The final legislation includes provisions Blumenthal authored to support the Coast Guard museum, improve inclusion and diversity within the Coast Guard & improve standards aboard cruise ships
[WASHINGTON, D.C.] – U.S. Senator Richard Blumenthal (D-CT), a member of the Senate Armed Services Committee, announced that the National Defense Authorization Act (NDAA) for Fiscal Year 2021 finalized by the House-Senate Conference Committee includes several provision he championed to support the Coast Guard and improve health and safety standards aboard cruise ships.
“This major investment in the Coast Guard—which has called Connecticut home for more than two centuries—is a major investment in our great state,” Blumenthal said. “This bill invests significantly in the Coast Guard’s current operations, but also looks ahead to strengthen the Coast Guard of the future by making it more diverse and inclusive.”
“I have fought for the Coast Guard Museum in New London for years, and I am proud that with this bill, we are closer than ever to making it a reality.”

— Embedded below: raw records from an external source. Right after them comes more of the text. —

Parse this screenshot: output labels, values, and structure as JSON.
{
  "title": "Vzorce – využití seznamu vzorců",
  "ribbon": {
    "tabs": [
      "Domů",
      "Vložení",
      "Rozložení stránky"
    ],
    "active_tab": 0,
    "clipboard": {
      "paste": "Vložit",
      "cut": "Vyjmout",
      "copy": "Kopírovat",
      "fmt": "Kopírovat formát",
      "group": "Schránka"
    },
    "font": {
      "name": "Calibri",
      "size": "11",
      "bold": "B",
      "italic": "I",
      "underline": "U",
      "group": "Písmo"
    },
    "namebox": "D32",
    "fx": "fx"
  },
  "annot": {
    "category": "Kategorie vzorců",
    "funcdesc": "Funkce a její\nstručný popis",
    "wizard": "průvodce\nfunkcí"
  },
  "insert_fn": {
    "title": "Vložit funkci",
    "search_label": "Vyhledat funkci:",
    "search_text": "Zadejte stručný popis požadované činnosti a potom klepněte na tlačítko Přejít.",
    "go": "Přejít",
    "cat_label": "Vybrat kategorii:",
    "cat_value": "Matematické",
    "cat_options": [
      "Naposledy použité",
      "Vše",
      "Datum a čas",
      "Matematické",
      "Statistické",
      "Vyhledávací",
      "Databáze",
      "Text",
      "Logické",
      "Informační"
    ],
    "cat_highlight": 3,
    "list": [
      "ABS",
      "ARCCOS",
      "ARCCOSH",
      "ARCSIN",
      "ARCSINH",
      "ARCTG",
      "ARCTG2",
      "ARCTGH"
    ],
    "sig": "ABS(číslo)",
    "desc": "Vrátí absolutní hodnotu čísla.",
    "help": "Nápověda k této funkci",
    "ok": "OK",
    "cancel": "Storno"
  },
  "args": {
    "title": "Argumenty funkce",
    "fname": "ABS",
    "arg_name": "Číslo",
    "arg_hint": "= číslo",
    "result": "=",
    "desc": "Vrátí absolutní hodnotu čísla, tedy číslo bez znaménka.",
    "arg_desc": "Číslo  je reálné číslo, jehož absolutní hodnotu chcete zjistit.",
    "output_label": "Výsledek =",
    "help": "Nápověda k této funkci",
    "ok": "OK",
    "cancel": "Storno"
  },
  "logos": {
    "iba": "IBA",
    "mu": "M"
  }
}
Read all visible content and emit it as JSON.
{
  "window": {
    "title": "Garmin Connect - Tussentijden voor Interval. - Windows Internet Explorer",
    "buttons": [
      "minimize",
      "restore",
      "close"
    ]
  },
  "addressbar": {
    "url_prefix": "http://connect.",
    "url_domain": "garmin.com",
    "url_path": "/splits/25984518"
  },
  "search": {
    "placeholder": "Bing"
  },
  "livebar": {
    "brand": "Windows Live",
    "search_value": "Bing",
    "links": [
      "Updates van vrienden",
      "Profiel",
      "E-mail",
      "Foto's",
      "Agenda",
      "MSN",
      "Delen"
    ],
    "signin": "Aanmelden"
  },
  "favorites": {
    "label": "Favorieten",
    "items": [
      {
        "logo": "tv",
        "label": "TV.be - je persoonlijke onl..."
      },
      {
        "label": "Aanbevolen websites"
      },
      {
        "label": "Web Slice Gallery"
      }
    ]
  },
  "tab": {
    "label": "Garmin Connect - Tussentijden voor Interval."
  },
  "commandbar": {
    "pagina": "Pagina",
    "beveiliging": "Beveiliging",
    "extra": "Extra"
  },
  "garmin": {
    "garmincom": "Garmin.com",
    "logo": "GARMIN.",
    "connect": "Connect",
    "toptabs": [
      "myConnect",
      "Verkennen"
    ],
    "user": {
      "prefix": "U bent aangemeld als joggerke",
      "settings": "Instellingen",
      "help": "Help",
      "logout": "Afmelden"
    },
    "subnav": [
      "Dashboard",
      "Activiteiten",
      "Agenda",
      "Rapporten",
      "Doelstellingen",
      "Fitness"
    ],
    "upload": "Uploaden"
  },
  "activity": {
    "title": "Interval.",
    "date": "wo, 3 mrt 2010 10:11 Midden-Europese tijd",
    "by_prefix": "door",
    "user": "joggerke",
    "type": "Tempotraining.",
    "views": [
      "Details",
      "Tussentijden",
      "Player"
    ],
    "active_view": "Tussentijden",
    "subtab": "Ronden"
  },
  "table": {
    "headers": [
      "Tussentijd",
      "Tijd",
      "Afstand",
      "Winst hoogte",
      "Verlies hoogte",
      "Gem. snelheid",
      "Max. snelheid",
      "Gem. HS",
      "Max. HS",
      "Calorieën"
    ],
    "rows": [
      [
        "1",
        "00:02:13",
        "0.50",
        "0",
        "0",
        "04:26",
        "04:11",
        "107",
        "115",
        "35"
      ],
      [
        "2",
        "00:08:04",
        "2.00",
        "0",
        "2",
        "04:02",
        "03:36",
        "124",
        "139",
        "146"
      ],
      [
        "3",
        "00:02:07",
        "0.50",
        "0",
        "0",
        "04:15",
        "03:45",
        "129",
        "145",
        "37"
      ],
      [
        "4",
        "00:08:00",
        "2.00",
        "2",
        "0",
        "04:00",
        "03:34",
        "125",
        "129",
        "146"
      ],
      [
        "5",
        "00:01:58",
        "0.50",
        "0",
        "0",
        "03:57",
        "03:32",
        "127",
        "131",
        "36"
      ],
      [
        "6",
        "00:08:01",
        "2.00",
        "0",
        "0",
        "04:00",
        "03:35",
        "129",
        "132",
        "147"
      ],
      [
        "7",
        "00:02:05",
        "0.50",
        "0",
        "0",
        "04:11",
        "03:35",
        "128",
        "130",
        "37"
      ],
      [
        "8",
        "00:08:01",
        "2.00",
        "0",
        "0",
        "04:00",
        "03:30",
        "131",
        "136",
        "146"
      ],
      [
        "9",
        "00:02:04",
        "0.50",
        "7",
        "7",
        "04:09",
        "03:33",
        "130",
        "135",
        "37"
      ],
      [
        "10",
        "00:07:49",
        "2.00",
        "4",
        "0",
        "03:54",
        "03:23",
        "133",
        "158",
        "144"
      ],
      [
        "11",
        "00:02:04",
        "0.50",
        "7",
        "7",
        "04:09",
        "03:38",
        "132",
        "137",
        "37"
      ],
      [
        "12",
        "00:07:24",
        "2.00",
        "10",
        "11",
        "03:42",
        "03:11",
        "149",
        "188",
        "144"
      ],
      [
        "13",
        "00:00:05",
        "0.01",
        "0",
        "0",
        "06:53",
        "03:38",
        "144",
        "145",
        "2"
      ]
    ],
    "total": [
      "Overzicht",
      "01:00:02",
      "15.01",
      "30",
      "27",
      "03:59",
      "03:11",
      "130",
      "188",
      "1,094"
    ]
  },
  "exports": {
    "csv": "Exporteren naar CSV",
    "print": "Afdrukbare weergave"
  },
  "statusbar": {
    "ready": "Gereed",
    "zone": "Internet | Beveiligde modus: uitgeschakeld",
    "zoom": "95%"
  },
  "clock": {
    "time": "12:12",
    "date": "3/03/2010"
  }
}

“The significant and long-overdue cruise ship health and safety standard improvements included in this bill will make our seas safer for passengers and crew alike. This legislation is a win for Connecticut and for our nation. Congress must act swiftly to pass it.”
The bill authorizes funding for critical Coast Guard operations through the next year at a total of $23 billion over two fiscal years. This represents a significant increase from the last two-year authorization bill—ensuring increased resources for Coast Guard operations in New London, Connecticut.
Blumenthal secured the inclusion of several specific provisions in the bill including:
Blumenthal authored and secured language in the bill that would specifically identify “diversity and inclusion” as the responsibility of the Coast Guard Academy Board of Visitors. Blumenthal also advocated for the inclusion of language establishing an Advisory Board on Women at the Coast Guard Academy to provide female cadets with leadership training and mentorship early in their careers.
The bill also includes Blumenthal’s language to clarify that vessels must have video surveillance equipment in all passenger common areas, and other areas, where there is no expectation of privacy to deter, prevent, and record criminal behavior aboard ships. The bill also allows individuals to access to video surveillance records for civil action purposes, mandates that all video records are kept for at least 20 days after video footage is obtained, and directs the Coast Guard to promulgate final standards within one year detailing requirements for the retention of video surveillance records.